◆ Task brief ◆
Could you restate all of the records below exactly, with the pictures left out?

[Items from an interface collection]
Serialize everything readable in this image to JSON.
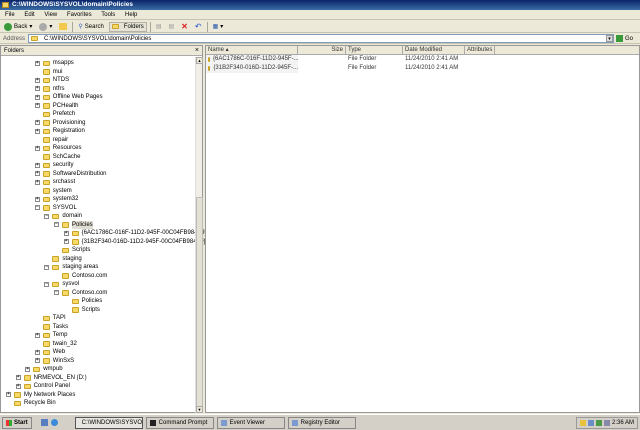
{
  "window": {
    "title": "C:\\WINDOWS\\SYSVOL\\domain\\Policies"
  },
  "menu": [
    "File",
    "Edit",
    "View",
    "Favorites",
    "Tools",
    "Help"
  ],
  "toolbar": {
    "back": "Back",
    "search": "Search",
    "folders": "Folders"
  },
  "address": {
    "label": "Address",
    "value": "C:\\WINDOWS\\SYSVOL\\domain\\Policies",
    "go": "Go"
  },
  "folders_pane": {
    "title": "Folders",
    "close": "×",
    "items": [
      {
        "label": "msapps",
        "level": 3,
        "exp": "+"
      },
      {
        "label": "mui",
        "level": 3,
        "exp": ""
      },
      {
        "label": "NTDS",
        "level": 3,
        "exp": "+"
      },
      {
        "label": "ntfrs",
        "level": 3,
        "exp": "+"
      },
      {
        "label": "Offline Web Pages",
        "level": 3,
        "exp": "+"
      },
      {
        "label": "PCHealth",
        "level": 3,
        "exp": "+"
      },
      {
        "label": "Prefetch",
        "level": 3,
        "exp": ""
      },
      {
        "label": "Provisioning",
        "level": 3,
        "exp": "+"
      },
      {
        "label": "Registration",
        "level": 3,
        "exp": "+"
      },
      {
        "label": "repair",
        "level": 3,
        "exp": ""
      },
      {
        "label": "Resources",
        "level": 3,
        "exp": "+"
      },
      {
        "label": "SchCache",
        "level": 3,
        "exp": ""
      },
      {
        "label": "security",
        "level": 3,
        "exp": "+"
      },
      {
        "label": "SoftwareDistribution",
        "level": 3,
        "exp": "+"
      },
      {
        "label": "srchasst",
        "level": 3,
        "exp": "+"
      },
      {
        "label": "system",
        "level": 3,
        "exp": ""
      },
      {
        "label": "system32",
        "level": 3,
        "exp": "+"
      },
      {
        "label": "SYSVOL",
        "level": 3,
        "exp": "-"
      },
      {
        "label": "domain",
        "level": 4,
        "exp": "-"
      },
      {
        "label": "Policies",
        "level": 5,
        "exp": "-",
        "selected": true
      },
      {
        "label": "{6AC1786C-016F-11D2-945F-00C04FB984F9}",
        "level": 6,
        "exp": "+"
      },
      {
        "label": "{31B2F340-016D-11D2-945F-00C04FB984F9}",
        "level": 6,
        "exp": "+"
      },
      {
        "label": "Scripts",
        "level": 5,
        "exp": ""
      },
      {
        "label": "staging",
        "level": 4,
        "exp": ""
      },
      {
        "label": "staging areas",
        "level": 4,
        "exp": "-"
      },
      {
        "label": "Contoso.com",
        "level": 5,
        "exp": ""
      },
      {
        "label": "sysvol",
        "level": 4,
        "exp": "-"
      },
      {
        "label": "Contoso.com",
        "level": 5,
        "exp": "-"
      },
      {
        "label": "Policies",
        "level": 6,
        "exp": ""
      },
      {
        "label": "Scripts",
        "level": 6,
        "exp": ""
      },
      {
        "label": "TAPI",
        "level": 3,
        "exp": ""
      },
      {
        "label": "Tasks",
        "level": 3,
        "exp": ""
      },
      {
        "label": "Temp",
        "level": 3,
        "exp": "+"
      },
      {
        "label": "twain_32",
        "level": 3,
        "exp": ""
      },
      {
        "label": "Web",
        "level": 3,
        "exp": "+"
      },
      {
        "label": "WinSxS",
        "level": 3,
        "exp": "+"
      },
      {
        "label": "wmpub",
        "level": 2,
        "exp": "+"
      },
      {
        "label": "NRMEVOL_EN (D:)",
        "level": 1,
        "exp": "+"
      },
      {
        "label": "Control Panel",
        "level": 1,
        "exp": "+"
      },
      {
        "label": "My Network Places",
        "level": 0,
        "exp": "+"
      },
      {
        "label": "Recycle Bin",
        "level": 0,
        "exp": ""
      }
    ]
  },
  "file_list": {
    "columns": [
      "Name",
      "Size",
      "Type",
      "Date Modified",
      "Attributes"
    ],
    "rows": [
      {
        "name": "{6AC1786C-016F-11D2-945F-...",
        "size": "",
        "type": "File Folder",
        "date": "11/24/2010 2:41 AM",
        "attr": ""
      },
      {
        "name": "{31B2F340-016D-11D2-945F-...",
        "size": "",
        "type": "File Folder",
        "date": "11/24/2010 2:41 AM",
        "attr": ""
      }
    ]
  },
  "taskbar": {
    "start": "Start",
    "tasks": [
      {
        "label": "C:\\WINDOWS\\SYSVO...",
        "active": true
      },
      {
        "label": "Command Prompt"
      },
      {
        "label": "Event Viewer"
      },
      {
        "label": "Registry Editor"
      }
    ],
    "clock": "2:36 AM"
  }
}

◆ Finished task ◆
Serialize everything readable in this image to JSON.
{
  "window": {
    "title": "C:\\WINDOWS\\SYSVOL\\domain\\Policies"
  },
  "menu": [
    "File",
    "Edit",
    "View",
    "Favorites",
    "Tools",
    "Help"
  ],
  "toolbar": {
    "back": "Back",
    "search": "Search",
    "folders": "Folders"
  },
  "address": {
    "label": "Address",
    "value": "C:\\WINDOWS\\SYSVOL\\domain\\Policies",
    "go": "Go"
  },
  "folders_pane": {
    "title": "Folders",
    "close": "×",
    "items": [
      {
        "label": "msapps",
        "level": 3,
        "exp": "+"
      },
      {
        "label": "mui",
        "level": 3,
        "exp": ""
      },
      {
        "label": "NTDS",
        "level": 3,
        "exp": "+"
      },
      {
        "label": "ntfrs",
        "level": 3,
        "exp": "+"
      },
      {
        "label": "Offline Web Pages",
        "level": 3,
        "exp": "+"
      },
      {
        "label": "PCHealth",
        "level": 3,
        "exp": "+"
      },
      {
        "label": "Prefetch",
        "level": 3,
        "exp": ""
      },
      {
        "label": "Provisioning",
        "level": 3,
        "exp": "+"
      },
      {
        "label": "Registration",
        "level": 3,
        "exp": "+"
      },
      {
        "label": "repair",
        "level": 3,
        "exp": ""
      },
      {
        "label": "Resources",
        "level": 3,
        "exp": "+"
      },
      {
        "label": "SchCache",
        "level": 3,
        "exp": ""
      },
      {
        "label": "security",
        "level": 3,
        "exp": "+"
      },
      {
        "label": "SoftwareDistribution",
        "level": 3,
        "exp": "+"
      },
      {
        "label": "srchasst",
        "level": 3,
        "exp": "+"
      },
      {
        "label": "system",
        "level": 3,
        "exp": ""
      },
      {
        "label": "system32",
        "level": 3,
        "exp": "+"
      },
      {
        "label": "SYSVOL",
        "level": 3,
        "exp": "-"
      },
      {
        "label": "domain",
        "level": 4,
        "exp": "-"
      },
      {
        "label": "Policies",
        "level": 5,
        "exp": "-",
        "selected": true
      },
      {
        "label": "{6AC1786C-016F-11D2-945F-00C04FB984F9}",
        "level": 6,
        "exp": "+"
      },
      {
        "label": "{31B2F340-016D-11D2-945F-00C04FB984F9}",
        "level": 6,
        "exp": "+"
      },
      {
        "label": "Scripts",
        "level": 5,
        "exp": ""
      },
      {
        "label": "staging",
        "level": 4,
        "exp": ""
      },
      {
        "label": "staging areas",
        "level": 4,
        "exp": "-"
      },
      {
        "label": "Contoso.com",
        "level": 5,
        "exp": ""
      },
      {
        "label": "sysvol",
        "level": 4,
        "exp": "-"
      },
      {
        "label": "Contoso.com",
        "level": 5,
        "exp": "-"
      },
      {
        "label": "Policies",
        "level": 6,
        "exp": ""
      },
      {
        "label": "Scripts",
        "level": 6,
        "exp": ""
      },
      {
        "label": "TAPI",
        "level": 3,
        "exp": ""
      },
      {
        "label": "Tasks",
        "level": 3,
        "exp": ""
      },
      {
        "label": "Temp",
        "level": 3,
        "exp": "+"
      },
      {
        "label": "twain_32",
        "level": 3,
        "exp": ""
      },
      {
        "label": "Web",
        "level": 3,
        "exp": "+"
      },
      {
        "label": "WinSxS",
        "level": 3,
        "exp": "+"
      },
      {
        "label": "wmpub",
        "level": 2,
        "exp": "+"
      },
      {
        "label": "NRMEVOL_EN (D:)",
        "level": 1,
        "exp": "+"
      },
      {
        "label": "Control Panel",
        "level": 1,
        "exp": "+"
      },
      {
        "label": "My Network Places",
        "level": 0,
        "exp": "+"
      },
      {
        "label": "Recycle Bin",
        "level": 0,
        "exp": ""
      }
    ]
  },
  "file_list": {
    "columns": [
      "Name",
      "Size",
      "Type",
      "Date Modified",
      "Attributes"
    ],
    "rows": [
      {
        "name": "{6AC1786C-016F-11D2-945F-...",
        "size": "",
        "type": "File Folder",
        "date": "11/24/2010 2:41 AM",
        "attr": ""
      },
      {
        "name": "{31B2F340-016D-11D2-945F-...",
        "size": "",
        "type": "File Folder",
        "date": "11/24/2010 2:41 AM",
        "attr": ""
      }
    ]
  },
  "taskbar": {
    "start": "Start",
    "tasks": [
      {
        "label": "C:\\WINDOWS\\SYSVO...",
        "active": true
      },
      {
        "label": "Command Prompt"
      },
      {
        "label": "Event Viewer"
      },
      {
        "label": "Registry Editor"
      }
    ],
    "clock": "2:36 AM"
  }
}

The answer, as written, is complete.